── Data provided

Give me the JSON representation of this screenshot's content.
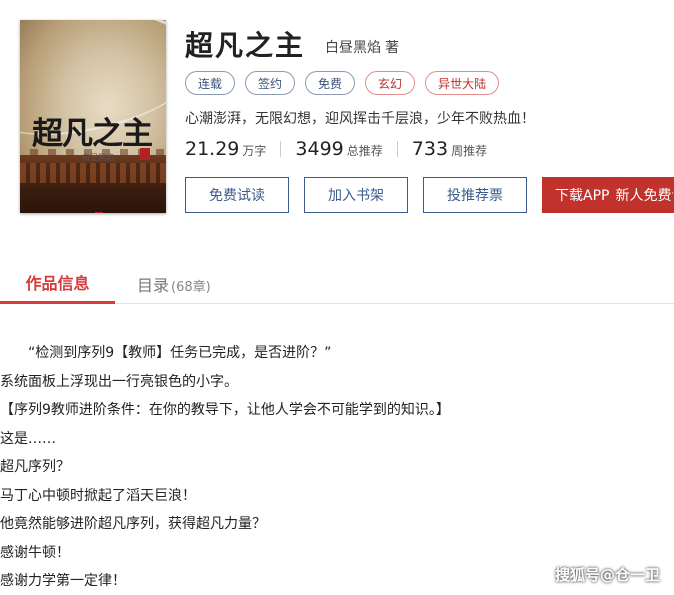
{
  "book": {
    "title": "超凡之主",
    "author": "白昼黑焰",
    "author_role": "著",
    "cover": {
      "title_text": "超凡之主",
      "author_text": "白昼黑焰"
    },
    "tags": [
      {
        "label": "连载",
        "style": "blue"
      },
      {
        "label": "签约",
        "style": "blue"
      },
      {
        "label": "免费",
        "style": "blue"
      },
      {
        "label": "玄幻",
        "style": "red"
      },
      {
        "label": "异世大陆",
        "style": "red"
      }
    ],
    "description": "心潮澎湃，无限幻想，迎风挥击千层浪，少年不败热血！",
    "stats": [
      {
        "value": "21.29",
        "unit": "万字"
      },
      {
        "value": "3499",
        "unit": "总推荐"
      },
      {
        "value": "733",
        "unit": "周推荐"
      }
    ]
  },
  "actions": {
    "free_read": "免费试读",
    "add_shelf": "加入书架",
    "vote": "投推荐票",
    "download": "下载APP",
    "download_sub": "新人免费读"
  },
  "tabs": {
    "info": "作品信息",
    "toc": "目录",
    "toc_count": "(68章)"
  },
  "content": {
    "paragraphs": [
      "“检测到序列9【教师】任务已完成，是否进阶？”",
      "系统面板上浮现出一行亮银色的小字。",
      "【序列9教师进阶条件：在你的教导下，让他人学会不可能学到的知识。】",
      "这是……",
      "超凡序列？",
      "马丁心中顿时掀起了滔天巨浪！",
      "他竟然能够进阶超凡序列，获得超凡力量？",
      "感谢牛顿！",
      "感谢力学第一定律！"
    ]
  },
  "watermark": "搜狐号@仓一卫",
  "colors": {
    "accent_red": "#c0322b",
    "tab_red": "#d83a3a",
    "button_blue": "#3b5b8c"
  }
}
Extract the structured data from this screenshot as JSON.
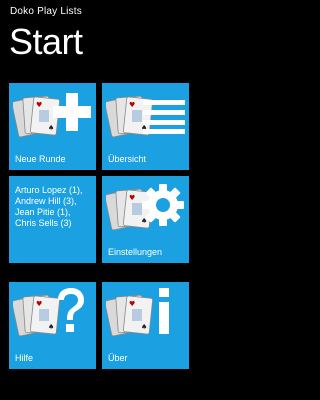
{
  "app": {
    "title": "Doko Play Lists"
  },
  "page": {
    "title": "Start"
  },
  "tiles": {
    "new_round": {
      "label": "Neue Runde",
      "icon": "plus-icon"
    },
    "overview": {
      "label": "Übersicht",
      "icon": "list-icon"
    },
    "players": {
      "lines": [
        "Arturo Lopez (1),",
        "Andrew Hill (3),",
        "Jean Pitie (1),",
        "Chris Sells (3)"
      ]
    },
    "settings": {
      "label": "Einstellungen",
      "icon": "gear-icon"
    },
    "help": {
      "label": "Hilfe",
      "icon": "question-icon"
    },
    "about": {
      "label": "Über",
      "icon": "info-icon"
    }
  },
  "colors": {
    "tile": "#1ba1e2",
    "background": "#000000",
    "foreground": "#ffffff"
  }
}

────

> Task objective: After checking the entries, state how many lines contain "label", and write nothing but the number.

> Result: 10